▶ [WORK INSTRUCTIONS]:
Your task is to find every line of the data that holds the string "screenshot" and copy it.

▶ [PROVIDED MATERIAL]:
────────────────
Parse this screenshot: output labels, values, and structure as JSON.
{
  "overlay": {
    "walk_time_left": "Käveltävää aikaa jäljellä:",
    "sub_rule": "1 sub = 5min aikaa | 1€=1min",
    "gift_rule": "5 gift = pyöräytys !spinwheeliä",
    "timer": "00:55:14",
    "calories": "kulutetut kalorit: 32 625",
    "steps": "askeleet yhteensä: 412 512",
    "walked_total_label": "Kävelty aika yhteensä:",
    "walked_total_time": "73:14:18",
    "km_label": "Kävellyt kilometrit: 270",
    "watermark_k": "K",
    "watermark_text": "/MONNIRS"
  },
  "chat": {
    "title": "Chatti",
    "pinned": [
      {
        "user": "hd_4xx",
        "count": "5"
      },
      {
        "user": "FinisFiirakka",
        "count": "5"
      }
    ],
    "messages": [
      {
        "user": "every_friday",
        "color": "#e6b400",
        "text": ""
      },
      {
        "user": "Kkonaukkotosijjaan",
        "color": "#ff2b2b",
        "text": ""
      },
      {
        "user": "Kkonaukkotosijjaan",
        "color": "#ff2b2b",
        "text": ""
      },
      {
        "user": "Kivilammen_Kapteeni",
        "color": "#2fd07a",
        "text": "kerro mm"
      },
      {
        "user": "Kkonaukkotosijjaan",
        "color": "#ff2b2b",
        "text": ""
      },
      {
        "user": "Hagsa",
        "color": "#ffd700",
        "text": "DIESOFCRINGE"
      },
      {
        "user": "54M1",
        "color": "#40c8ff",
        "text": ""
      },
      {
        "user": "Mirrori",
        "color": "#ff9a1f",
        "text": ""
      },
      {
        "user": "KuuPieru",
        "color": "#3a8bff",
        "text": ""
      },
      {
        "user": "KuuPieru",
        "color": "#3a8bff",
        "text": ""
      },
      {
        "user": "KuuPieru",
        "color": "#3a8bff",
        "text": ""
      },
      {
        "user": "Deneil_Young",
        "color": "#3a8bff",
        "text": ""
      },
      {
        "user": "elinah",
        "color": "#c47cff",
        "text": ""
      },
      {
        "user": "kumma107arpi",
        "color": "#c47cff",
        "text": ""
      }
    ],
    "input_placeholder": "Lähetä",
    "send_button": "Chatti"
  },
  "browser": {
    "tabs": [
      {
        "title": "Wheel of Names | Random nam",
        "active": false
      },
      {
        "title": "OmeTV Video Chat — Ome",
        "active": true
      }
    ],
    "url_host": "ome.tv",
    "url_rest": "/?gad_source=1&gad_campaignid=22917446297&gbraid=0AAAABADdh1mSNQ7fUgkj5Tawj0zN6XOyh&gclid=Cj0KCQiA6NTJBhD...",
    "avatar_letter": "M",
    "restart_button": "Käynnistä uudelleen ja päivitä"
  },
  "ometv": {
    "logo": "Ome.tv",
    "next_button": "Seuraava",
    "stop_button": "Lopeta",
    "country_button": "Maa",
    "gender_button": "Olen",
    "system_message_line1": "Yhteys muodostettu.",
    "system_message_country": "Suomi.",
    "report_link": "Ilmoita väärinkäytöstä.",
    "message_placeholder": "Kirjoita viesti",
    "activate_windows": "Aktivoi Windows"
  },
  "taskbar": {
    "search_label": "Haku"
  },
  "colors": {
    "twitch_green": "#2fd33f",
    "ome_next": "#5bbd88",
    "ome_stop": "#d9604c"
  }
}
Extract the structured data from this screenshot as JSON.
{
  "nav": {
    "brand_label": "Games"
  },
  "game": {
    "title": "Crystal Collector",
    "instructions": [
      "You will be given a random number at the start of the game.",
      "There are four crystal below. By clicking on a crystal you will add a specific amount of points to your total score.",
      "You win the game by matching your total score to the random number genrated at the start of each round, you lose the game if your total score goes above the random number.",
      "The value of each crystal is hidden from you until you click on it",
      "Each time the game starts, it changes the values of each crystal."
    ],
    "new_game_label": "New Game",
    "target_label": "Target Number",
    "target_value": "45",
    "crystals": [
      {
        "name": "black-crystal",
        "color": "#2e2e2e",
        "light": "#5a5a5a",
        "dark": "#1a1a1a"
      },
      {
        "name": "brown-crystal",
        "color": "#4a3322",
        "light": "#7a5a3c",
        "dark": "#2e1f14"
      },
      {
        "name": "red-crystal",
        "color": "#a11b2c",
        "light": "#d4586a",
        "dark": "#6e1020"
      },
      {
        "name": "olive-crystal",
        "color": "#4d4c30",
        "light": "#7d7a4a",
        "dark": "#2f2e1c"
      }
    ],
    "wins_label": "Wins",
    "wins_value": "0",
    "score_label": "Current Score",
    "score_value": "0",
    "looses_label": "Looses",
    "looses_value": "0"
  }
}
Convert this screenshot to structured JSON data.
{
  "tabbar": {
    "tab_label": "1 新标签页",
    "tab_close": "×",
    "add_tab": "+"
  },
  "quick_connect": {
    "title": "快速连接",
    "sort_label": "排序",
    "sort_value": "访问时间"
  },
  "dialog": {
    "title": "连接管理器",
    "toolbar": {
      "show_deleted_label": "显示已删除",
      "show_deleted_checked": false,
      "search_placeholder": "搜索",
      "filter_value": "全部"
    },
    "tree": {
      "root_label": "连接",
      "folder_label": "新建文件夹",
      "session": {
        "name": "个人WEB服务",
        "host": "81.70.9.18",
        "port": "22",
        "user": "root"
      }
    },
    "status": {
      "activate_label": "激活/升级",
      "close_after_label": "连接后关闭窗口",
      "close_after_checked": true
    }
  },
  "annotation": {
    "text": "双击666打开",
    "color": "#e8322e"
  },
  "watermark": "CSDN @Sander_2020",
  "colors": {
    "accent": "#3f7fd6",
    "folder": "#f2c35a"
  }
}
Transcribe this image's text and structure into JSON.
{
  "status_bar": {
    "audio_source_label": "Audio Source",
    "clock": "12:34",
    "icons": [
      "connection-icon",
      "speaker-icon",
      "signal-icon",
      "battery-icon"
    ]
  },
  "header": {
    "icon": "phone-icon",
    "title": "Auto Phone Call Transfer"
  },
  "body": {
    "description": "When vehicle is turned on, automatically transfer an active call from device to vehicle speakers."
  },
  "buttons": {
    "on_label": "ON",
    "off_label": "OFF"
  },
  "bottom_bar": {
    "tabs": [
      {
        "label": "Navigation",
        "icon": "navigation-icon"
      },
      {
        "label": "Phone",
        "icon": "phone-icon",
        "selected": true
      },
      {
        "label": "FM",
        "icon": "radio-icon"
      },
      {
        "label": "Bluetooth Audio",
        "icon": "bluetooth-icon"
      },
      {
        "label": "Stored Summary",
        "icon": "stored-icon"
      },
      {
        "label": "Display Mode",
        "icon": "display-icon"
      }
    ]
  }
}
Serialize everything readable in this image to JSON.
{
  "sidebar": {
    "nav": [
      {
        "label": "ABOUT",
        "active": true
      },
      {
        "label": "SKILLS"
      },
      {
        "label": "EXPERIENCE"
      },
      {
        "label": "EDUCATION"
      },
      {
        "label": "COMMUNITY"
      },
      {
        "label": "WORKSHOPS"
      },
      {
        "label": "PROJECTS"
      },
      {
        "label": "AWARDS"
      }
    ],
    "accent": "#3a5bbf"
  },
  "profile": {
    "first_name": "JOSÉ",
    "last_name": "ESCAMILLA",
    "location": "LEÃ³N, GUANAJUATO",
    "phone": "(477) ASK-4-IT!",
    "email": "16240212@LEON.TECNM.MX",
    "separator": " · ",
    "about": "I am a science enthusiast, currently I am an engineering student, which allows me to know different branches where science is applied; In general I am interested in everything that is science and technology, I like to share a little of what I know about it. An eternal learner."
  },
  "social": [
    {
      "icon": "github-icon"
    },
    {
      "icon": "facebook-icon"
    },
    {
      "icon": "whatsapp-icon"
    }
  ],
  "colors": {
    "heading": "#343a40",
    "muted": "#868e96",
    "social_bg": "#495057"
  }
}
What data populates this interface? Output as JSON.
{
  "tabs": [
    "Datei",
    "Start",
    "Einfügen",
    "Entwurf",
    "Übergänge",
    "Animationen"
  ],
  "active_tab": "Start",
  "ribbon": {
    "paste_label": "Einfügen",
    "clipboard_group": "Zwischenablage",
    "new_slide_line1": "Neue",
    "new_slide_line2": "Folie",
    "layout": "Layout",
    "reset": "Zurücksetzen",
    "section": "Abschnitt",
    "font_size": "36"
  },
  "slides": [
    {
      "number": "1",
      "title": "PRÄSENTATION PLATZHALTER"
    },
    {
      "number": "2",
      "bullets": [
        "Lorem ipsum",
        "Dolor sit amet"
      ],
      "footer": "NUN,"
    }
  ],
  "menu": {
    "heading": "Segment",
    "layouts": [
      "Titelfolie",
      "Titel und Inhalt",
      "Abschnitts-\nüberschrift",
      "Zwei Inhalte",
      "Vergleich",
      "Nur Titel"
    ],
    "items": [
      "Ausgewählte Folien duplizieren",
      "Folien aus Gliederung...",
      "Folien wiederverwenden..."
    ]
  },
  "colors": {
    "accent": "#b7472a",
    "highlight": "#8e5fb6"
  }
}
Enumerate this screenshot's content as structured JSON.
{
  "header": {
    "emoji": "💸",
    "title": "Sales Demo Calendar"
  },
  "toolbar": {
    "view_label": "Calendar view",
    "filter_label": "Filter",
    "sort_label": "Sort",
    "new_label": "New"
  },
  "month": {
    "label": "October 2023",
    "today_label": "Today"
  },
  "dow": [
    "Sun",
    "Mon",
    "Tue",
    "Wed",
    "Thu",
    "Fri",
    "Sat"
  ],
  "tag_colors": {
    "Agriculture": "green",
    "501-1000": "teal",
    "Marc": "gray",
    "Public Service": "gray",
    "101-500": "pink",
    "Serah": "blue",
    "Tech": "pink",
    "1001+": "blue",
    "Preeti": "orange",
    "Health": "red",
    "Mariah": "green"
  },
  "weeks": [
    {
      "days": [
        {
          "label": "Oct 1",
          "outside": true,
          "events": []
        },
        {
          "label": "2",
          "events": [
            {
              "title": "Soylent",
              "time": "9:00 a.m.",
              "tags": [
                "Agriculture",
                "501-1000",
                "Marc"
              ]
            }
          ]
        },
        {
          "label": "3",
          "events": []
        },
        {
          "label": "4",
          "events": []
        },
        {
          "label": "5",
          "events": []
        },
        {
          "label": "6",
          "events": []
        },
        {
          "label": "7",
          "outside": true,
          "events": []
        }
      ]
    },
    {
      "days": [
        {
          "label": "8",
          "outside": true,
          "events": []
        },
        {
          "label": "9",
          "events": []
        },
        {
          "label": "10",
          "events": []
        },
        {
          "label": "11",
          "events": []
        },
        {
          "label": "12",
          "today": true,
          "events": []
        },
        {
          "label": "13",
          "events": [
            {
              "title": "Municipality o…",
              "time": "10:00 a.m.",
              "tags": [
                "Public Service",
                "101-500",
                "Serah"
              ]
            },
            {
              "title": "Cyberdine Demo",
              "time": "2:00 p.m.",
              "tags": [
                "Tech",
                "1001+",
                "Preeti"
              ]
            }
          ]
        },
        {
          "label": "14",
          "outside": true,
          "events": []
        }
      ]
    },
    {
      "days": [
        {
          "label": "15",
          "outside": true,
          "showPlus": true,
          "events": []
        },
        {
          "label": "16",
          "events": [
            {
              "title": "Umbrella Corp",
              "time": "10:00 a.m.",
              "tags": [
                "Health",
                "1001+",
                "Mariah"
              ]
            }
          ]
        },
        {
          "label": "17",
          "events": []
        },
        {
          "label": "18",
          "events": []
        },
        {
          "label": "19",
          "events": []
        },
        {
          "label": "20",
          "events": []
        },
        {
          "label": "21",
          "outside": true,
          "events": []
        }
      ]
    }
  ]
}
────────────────
▶ [EXERCISE RESPONSE]:
Parse this screenshot: output labels, values, and structure as JSON.
Extract the structured data from this screenshot as JSON.
Convert this screenshot to structured JSON data.
Enumerate this screenshot's content as structured JSON.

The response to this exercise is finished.